Coleton Fishacre, Brownstone Road, Kingswear, an elegant holiday home of the D'Oyly Carte family, built in the Arts and Crafts style. Entry £9.90. Phone +44 1803 752 466, see

Bradley Manor, Newton Abbot, a mediaeval manor with pre-Raphaelite drawings and art nouveau textiles. Entry £5. Phone +44 1803 661 907, see

A la Ronde, Summer Lane, Exmouth, an unusual 16-sided house built in 1795. Entry £7.50. Phone +44 1395 265 514, see

Finch Foundry, Okehampton, England's last-surviving water-powered forge. Entry £4.70. Phone +44 1837 840 046, see

More information


Getting there Singapore Airlines has a fare to London from Sydney and Melbourne for about $2105 low-season return, including tax. Fly to Singapore (about 8hr), then London (14hr); see Devon's highlights are best reached by train, then car. Trains (about 3hr) depart often from London Paddington for Torquay (a convenient base), from £27.50 ($41.80). BritRail Passes (for all of England) can be ordered through International Rail (phone 1300 387 245, see in Australia. Thrifty Car Rental (phone +44 1803 294 786, see is outside Torquay Railway Station. Vehicles from £25/day. Australians do not require a visa for a stay of up to 6 months.
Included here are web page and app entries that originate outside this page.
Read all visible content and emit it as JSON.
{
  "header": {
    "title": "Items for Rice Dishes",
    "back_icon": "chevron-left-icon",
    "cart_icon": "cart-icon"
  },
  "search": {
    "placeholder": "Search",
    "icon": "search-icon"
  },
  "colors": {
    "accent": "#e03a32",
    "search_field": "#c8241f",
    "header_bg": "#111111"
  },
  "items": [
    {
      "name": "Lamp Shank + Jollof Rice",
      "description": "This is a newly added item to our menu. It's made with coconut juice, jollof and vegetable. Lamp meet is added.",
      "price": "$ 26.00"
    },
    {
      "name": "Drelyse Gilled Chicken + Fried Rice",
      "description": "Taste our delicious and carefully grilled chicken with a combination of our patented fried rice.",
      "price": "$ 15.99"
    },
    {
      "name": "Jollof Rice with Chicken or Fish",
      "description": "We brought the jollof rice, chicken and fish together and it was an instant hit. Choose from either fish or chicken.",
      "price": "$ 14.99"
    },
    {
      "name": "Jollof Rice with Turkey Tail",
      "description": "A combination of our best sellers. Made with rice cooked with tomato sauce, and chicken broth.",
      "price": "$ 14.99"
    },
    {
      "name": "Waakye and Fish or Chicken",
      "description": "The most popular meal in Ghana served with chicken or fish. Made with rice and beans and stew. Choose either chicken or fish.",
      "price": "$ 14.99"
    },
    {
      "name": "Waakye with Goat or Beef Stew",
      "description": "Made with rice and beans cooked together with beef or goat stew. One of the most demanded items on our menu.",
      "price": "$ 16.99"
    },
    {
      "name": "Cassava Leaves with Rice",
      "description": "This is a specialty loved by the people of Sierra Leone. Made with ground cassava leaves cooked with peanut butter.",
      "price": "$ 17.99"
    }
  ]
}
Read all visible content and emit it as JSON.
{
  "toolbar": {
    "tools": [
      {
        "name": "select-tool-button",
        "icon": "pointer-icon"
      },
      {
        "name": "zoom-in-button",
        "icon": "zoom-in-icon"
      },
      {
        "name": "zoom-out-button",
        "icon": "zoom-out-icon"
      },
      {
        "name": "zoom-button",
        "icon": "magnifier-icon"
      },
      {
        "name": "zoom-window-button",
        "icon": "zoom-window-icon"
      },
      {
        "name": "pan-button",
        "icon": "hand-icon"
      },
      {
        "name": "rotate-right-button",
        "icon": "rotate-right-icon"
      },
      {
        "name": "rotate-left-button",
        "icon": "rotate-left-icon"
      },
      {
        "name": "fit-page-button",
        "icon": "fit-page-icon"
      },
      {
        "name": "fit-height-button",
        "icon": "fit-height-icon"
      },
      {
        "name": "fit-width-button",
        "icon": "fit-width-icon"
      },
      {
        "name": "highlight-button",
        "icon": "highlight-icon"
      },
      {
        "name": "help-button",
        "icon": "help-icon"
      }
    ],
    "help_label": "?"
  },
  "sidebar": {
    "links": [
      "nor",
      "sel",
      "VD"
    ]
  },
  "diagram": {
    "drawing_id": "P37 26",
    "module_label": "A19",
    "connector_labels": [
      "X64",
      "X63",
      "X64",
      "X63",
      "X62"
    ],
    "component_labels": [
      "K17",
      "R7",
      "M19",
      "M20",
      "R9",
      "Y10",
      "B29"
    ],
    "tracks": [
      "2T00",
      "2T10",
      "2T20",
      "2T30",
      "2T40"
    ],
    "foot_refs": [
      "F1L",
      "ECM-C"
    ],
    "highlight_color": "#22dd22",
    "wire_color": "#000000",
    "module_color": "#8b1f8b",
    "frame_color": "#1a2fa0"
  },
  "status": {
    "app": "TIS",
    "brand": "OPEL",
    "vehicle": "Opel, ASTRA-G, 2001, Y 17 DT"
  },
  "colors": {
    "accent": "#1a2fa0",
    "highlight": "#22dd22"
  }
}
Castle Drogo is at Drewsteignton, near Exeter, about 1hr drive from Torquay. Take the A382 towards Whiddon Down to Moretonhampstead Road, turn off at Sandy Park and follow the sign-posted country lanes. Entry £9.30. Phone +44 1647 433 306, see nationaltrust (National Trust websites display hours, directions, maps).

Staying there Torquay offers many options. For example, Villa Marina Guest House (phone +44 1803 292 187, see, Tor Park Road, is an award-winning Victorian villa exclusively for adults. Double rooms from £65 including breakfast, parking and unlimited wi-fi. For more options see

Margaret Turton travelled courtesy of International Rail